The concept of wildlife and forest conservation is a subject that has not gone untouched by Bollywood. Haathi Mere Saathi aka Kaadan in Tamil and Aranya in Telugu attempts to play on similar lines. While the plot and the characters try to bring out the emotion of empathy towards the elephants and the jungle, it's the shabby execution of this one that acts as a bummer.
What's Yay: The cinematography by AR Ashok Kumar and the action sequences
What's Nay: Shoddy screenplay, chaotic subplots and non-convincing character development
The plot of Haathi Mere Saathi revolves around Bandev (Rana Daggubati)'s quest to protect and restore the rights of the elephants in the forest wherein a crucial part of their land is usurped by a government minister for a housing project. On the other hand, a gang of alleged Maoists led by Arvi (Zoya Hussain) are fighting for their rights from the government. A Mahaut (Pulkit Samrat) is initially hired by the housing project officials to drive the protesting elephants away from the site but a personal mishap gives him a much-needed introspection. Then there is a journalist Arundhati (Shriya Pilgaonkar) who's dedicated to only cater to the truth and stay true to her work.
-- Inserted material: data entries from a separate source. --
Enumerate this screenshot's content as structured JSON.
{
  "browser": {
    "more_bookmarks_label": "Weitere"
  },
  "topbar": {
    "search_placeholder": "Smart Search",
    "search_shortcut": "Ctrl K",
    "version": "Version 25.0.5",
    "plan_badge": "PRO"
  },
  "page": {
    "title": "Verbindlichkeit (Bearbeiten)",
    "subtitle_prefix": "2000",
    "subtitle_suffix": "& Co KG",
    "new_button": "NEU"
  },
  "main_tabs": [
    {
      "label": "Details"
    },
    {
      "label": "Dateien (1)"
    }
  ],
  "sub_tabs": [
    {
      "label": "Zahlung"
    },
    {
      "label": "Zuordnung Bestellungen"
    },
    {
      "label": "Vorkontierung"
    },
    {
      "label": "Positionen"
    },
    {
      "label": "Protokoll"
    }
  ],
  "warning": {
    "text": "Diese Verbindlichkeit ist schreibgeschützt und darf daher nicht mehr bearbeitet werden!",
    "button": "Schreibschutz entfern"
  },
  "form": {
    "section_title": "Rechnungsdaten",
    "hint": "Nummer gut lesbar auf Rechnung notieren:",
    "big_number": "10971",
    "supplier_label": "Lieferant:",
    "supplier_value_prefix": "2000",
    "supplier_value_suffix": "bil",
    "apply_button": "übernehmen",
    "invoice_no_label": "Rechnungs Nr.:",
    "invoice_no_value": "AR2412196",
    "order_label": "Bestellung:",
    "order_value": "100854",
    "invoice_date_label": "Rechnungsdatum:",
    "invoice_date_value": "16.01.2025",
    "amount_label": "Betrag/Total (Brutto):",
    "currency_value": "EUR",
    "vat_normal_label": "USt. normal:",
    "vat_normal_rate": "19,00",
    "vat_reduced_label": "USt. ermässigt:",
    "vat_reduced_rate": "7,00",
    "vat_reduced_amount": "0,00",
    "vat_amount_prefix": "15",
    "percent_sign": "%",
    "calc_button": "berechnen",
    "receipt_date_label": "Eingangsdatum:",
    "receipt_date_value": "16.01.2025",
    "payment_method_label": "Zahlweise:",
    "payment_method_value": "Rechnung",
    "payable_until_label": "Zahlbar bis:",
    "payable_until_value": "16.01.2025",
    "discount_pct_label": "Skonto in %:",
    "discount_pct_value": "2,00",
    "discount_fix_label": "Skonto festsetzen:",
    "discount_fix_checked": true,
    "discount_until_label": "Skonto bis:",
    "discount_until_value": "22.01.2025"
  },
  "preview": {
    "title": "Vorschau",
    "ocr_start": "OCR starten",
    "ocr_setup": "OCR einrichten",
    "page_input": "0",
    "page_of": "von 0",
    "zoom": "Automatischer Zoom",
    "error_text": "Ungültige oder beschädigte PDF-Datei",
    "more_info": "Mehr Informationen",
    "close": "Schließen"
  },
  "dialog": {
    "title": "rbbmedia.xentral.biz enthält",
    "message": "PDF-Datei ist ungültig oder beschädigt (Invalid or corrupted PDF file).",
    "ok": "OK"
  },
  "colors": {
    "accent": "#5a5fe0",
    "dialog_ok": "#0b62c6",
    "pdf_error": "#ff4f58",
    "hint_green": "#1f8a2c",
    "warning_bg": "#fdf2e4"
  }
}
Director Prabhu Soloman has tried to weave out a compelling message on the lines of elephant and wildlife conservation but the direction and screenplay of this one become one huge convoluted mess. There are several sub-plots like the plotting of the Maoists to infiltrate the wall made by the housing project officials or the love story between Pulkit and Zoya's character that does not have a significant build-up or does not take the plot convincingly ahead. Rather than focusing on Bandev's fight for the justice of the elephants, the plot deviates from the main story and threatens to become a snooze fest.
Be it a corrupt police officer's fake encounter of innocent villagers or the bizarre chain of events that include Pulkit's character randomly falling in love with a stranger, one finds it difficult to connect with the plotline or the underdeveloped characters. One struggles to also understand the God-like features of Rana Daggubati's Bandev. It should've been established how he developed a superhuman animal-like strength or characteristics as the entire thing looks caricaturish in some scenes. These irrelevant factors increase the pace of the movie laboriously.
Rana Daggubati is the main guiding anchor of this one. He is at his fiery best and is simply a visual delight as Bandev. The actor never fails to break the sync of his character's raw and rough persona be it through his walk or his mannerisms. Even though his character possesses some caricaturish traits on some occasions but his convincing act makes up for it. Pulkit Samrat tries to do justice to his character but some of his scenes appear overly melodramatic and loud. One of his high points in the movie is when he grieves the loss of his elephant Chotu.
Zoya Hussain and Shriya Pilgaonkar are convincing in their acts but do not have much room to perform. Anant Mahadevan as the main antagonist could have been utilised more. A shoutout to the best cast members of the film- the elephants.
The highlight of Haathi Mere Saathi has to be the captivating cinematography by A R Ashok Kumar. The dense, riveting and blissful aura of the forests of Chhatisgarh and their wildlife is beautifully showcased. The action sequences of the film have been well choreographed. However, the movie lacks polished editing that adds to the weary pace.
The music by Shantanu Moitra acts as a catchy background score. However, the soundtracks could have created a greater impact. The song 'Ae Hawa' by Javed Ali stands out.
Watch this one for the honest message of wildlife and environment conservation. Another reason is inevitably Rana Daggubati's larger than life act. We give Haathi Mere Saathi 2.5 out of 5 stars.